* Task *
From the entries below, copy every line where the string "content" appears.

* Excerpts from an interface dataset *
····················
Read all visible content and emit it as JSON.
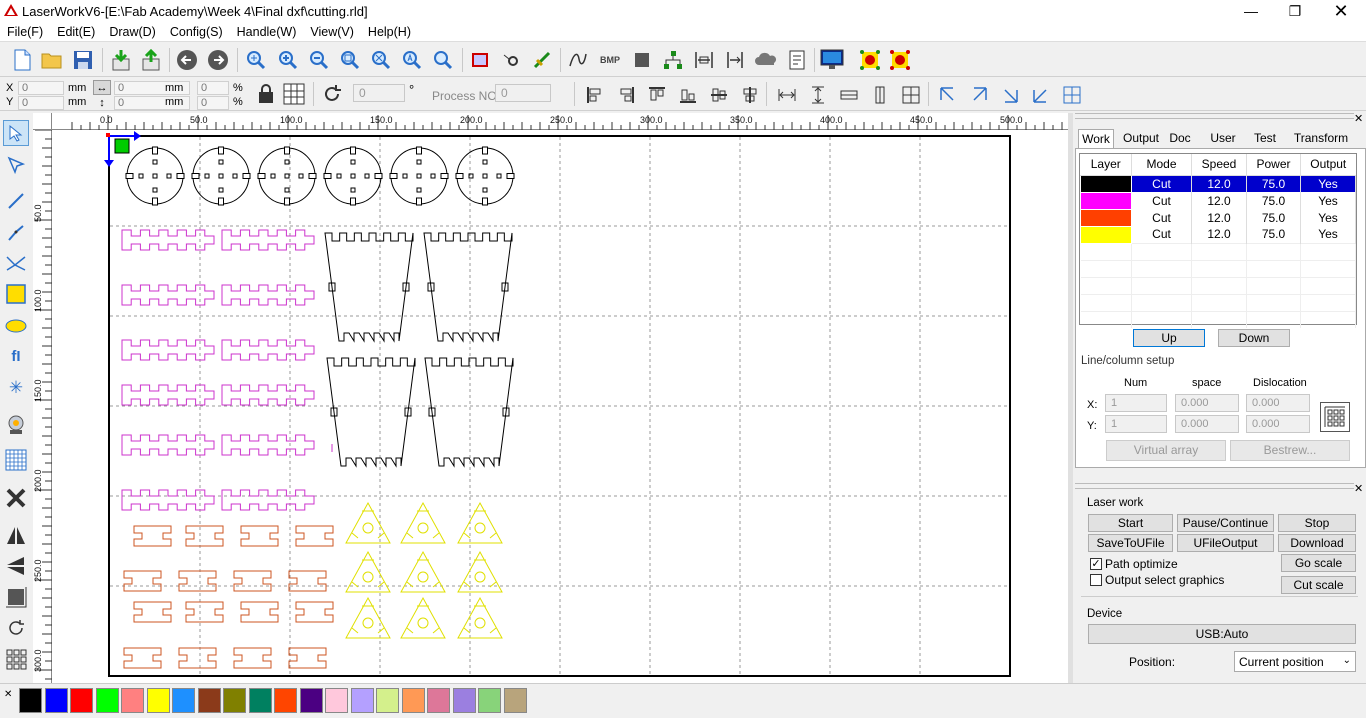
{
  "window": {
    "title": "LaserWorkV6-[E:\\Fab Academy\\Week 4\\Final dxf\\cutting.rld]"
  },
  "menu": [
    "File(F)",
    "Edit(E)",
    "Draw(D)",
    "Config(S)",
    "Handle(W)",
    "View(V)",
    "Help(H)"
  ],
  "props": {
    "x_label": "X",
    "y_label": "Y",
    "x_value": "0",
    "y_value": "0",
    "unit": "mm",
    "w_value": "0",
    "h_value": "0",
    "sx_value": "0",
    "sy_value": "0",
    "pct": "%",
    "rotate_value": "0",
    "degree": "°",
    "process_label": "Process NO:",
    "process_value": "0"
  },
  "ruler": {
    "h_ticks": [
      "0.0",
      "50.0",
      "100.0",
      "150.0",
      "200.0",
      "250.0",
      "300.0",
      "350.0",
      "400.0",
      "450.0",
      "500.0"
    ],
    "v_ticks": [
      "50.0",
      "100.0",
      "150.0",
      "200.0",
      "250.0",
      "300.0"
    ]
  },
  "panel": {
    "tabs": [
      "Work",
      "Output",
      "Doc",
      "User",
      "Test",
      "Transform"
    ],
    "active_tab": "Work",
    "layer_headers": [
      "Layer",
      "Mode",
      "Speed",
      "Power",
      "Output"
    ],
    "layers": [
      {
        "color": "#000000",
        "mode": "Cut",
        "speed": "12.0",
        "power": "75.0",
        "output": "Yes",
        "selected": true
      },
      {
        "color": "#ff00ff",
        "mode": "Cut",
        "speed": "12.0",
        "power": "75.0",
        "output": "Yes",
        "selected": false
      },
      {
        "color": "#ff4000",
        "mode": "Cut",
        "speed": "12.0",
        "power": "75.0",
        "output": "Yes",
        "selected": false
      },
      {
        "color": "#ffff00",
        "mode": "Cut",
        "speed": "12.0",
        "power": "75.0",
        "output": "Yes",
        "selected": false
      }
    ],
    "up_label": "Up",
    "down_label": "Down",
    "linecol_title": "Line/column setup",
    "col_num": "Num",
    "col_space": "space",
    "col_disloc": "Dislocation",
    "x_label": "X:",
    "y_label": "Y:",
    "x_num": "1",
    "x_space": "0.000",
    "x_disloc": "0.000",
    "y_num": "1",
    "y_space": "0.000",
    "y_disloc": "0.000",
    "virtual_array": "Virtual array",
    "bestrew": "Bestrew...",
    "laser_work_title": "Laser work",
    "start": "Start",
    "pause": "Pause/Continue",
    "stop": "Stop",
    "save_to_u": "SaveToUFile",
    "ufile_output": "UFileOutput",
    "download": "Download",
    "path_optimize": "Path optimize",
    "output_select": "Output select graphics",
    "go_scale": "Go scale",
    "cut_scale": "Cut scale",
    "device_title": "Device",
    "device_value": "USB:Auto",
    "position_label": "Position:",
    "position_value": "Current position"
  },
  "palette": [
    "#000000",
    "#0000ff",
    "#ff0000",
    "#00ff00",
    "#ff8080",
    "#ffff00",
    "#1e90ff",
    "#8b3a1a",
    "#808000",
    "#008060",
    "#ff4500",
    "#4b0082",
    "#ffc8dc",
    "#b4a0ff",
    "#d4f08c",
    "#ff9955",
    "#dd7799",
    "#9b7fe0",
    "#88d37a",
    "#b8a47c"
  ],
  "colors": {
    "black": "#000000",
    "magenta": "#cc33cc",
    "orange": "#cc5522",
    "yellow": "#e0e000",
    "selected_row": "#0000cc"
  }
}
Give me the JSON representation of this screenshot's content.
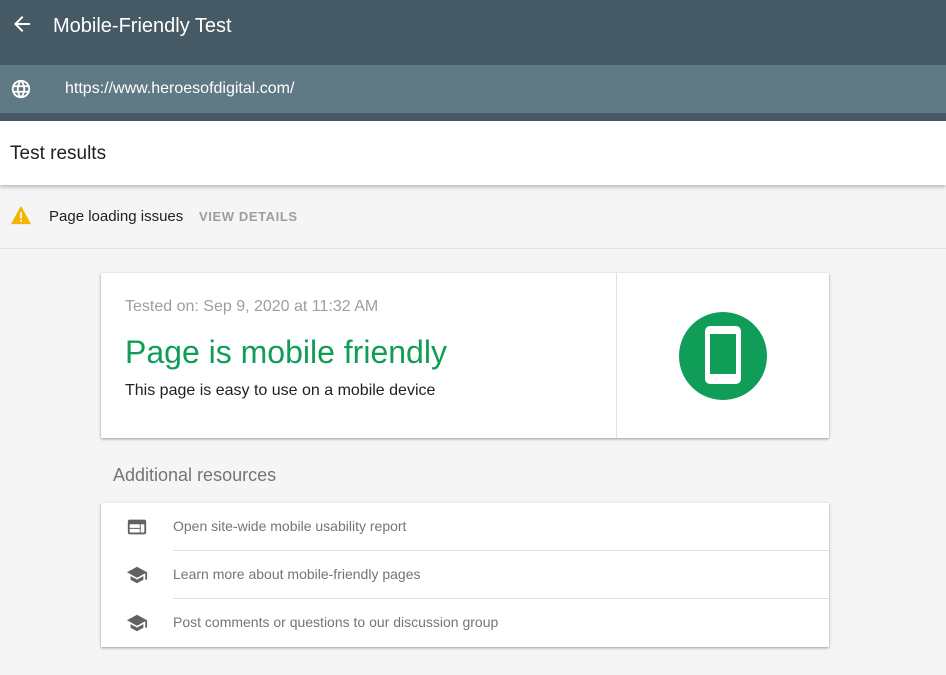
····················
* Final answer *
Read all visible content and emit it as JSON.
Give me the JSON representation of this screenshot's content.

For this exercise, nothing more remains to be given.